The point is, do contrarian brand images offer anything special, value-add towards a more meaningful consumption of the communication? Do they provide a more exciting and memorable connect due to their un-conventional pitch and take? Gandhi and an uber-luxurious writing instrument... What’s the link? Paris-based communication consultant Pia Sen, sighs before registering her informed response. “Before the ignoramus types start with their predictable smart jibes and speeches about disconnect and demeaning Gandhi, it would be cool if they cosy up to the major luxury writing instrument-maker’s history of creating limited edition collection of eminent littérateurs, artists, celebrities, revolutionaries and thinkers of the past. It is the German giant’s style of celebrating both the product and the icon. Agreed, the image in terms of product and personality profile may not enjoy a seamless, natural fuse, but the intent is celebratory, an ode, homage and tribute to a legend – not a boring, dumb, politically-correct recitation of Montblanc’s product attributes!
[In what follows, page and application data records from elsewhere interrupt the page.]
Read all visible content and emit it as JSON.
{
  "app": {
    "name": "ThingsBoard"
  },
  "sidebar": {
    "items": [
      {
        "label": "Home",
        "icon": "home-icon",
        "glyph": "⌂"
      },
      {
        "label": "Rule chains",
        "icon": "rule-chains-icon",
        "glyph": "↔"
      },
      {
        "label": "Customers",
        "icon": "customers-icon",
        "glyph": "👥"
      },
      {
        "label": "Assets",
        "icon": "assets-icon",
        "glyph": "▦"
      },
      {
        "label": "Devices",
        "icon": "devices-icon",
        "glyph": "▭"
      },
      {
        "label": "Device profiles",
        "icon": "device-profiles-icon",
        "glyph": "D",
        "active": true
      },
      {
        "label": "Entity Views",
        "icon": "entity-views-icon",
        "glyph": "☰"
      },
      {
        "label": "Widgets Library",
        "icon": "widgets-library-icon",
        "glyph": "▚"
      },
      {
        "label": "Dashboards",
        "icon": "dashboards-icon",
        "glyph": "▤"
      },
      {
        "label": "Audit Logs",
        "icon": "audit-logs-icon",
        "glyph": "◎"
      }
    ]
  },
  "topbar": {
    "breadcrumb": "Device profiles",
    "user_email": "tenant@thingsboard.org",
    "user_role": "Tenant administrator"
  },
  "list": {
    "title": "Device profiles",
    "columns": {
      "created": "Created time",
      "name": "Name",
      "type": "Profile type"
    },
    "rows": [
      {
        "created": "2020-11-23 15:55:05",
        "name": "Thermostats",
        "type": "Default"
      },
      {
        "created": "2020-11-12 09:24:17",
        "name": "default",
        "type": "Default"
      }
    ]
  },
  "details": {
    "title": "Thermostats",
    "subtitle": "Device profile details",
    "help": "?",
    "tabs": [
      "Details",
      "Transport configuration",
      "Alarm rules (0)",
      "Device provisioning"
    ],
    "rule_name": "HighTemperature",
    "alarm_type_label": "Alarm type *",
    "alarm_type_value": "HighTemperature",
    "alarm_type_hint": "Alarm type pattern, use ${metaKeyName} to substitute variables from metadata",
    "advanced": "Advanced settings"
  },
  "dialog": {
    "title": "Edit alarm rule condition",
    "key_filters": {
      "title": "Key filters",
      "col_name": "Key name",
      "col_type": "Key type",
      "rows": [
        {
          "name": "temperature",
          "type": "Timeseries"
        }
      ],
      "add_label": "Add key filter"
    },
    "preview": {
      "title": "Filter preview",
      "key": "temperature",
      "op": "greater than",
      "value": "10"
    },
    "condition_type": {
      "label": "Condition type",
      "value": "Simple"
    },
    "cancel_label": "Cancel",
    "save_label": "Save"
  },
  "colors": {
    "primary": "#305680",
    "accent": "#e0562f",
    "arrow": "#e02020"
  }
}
Loosen up guys; it’s the spirit not the letter that needs to be understood,” Sen tells 4Ps B&M.
Veteran ad person Nargis Wadia doesn’t agree. The founder of Interpub, a celebrated head-turner in her days believes that contrarian image communication, especially in the Montblanc case, is both bizarre and insulting to the spirit of a man who defined austerity and simplicity. “I wish they had married the essence of the product and the philosophy of the company – integrity, uncompromising pursuit of excellence, transparency, leadership trait – to the essence of the man. It would have bene then more credible. To me, it’s a mockery right now, insensitive and exploitative,” Wadia tells 4Ps B&M.
FCB Ulka’s Head Honcho (North) Arvind Wable isn’t so sure about contrarian-image branding. “This is tricky terrain and so I will hesitate to pass a sweeping remark,” he says. He believes sensitivity – emotional, political and cultural – needs to be understood and respected before pulling the trigger. “What works in one country may not work in another. However, since there has been no major uproar about these ads, I guess, it’s okay. Besides, [even in the Montblan case] it’s possible that the Montblanc guys wanted to generate a bit of buzz in the media and public domain and so unleashed these ads. Who knows? Remember, controversy is big in the public mindspace … and when the father of the nation is involved, man, it can be a freakout!,” says Wable, who believes that contrarian brand imaging is done because it’s a quick, lazy, short-cut to getting visibility without focus or direction. “The result is that the celeb is remembered – but the product promise or value proposition is forgotten, ignored, overlooked or unregistered … a cardinal sin!,” Wable adds in his commentary.
Ad tracker/Commentator Vikas Godbole can’t figure out what this fuss is all about! “Advertisers, marketers, brand-custodians and blue-chip organisations are not duffers, masochists or champion swimmers in the high tide of CSR to splurge big bucks while crafting a communicating strategy to connect with their select constituencies. Whether it’s the Gandhi-Montblanc, Big B-Binani, Dhoni-Amrapali or Hema-Kent ads, there must be a method in their (perceived) madness? It could be a conscious, attention-grabbing controversy – this subject has been going on forever, boss! Tell me something, if there was really such a huge disconnect between the brand and the brand ambassador, then why would there continue to be such an endless boom in this marriage of stars and FMCG shops?” says Godbole.
So, at the end of the day, as the wise one said, if the subject debated (reportedly) – received the blessings of Tushar Gandhi (the Mahatma’s vocal great grandson) who received a cheque of $146,000 (91,500 pounds) to build a shelter for rescued child labourers, then (at least in this case) the pen is indeed mightier than the sword!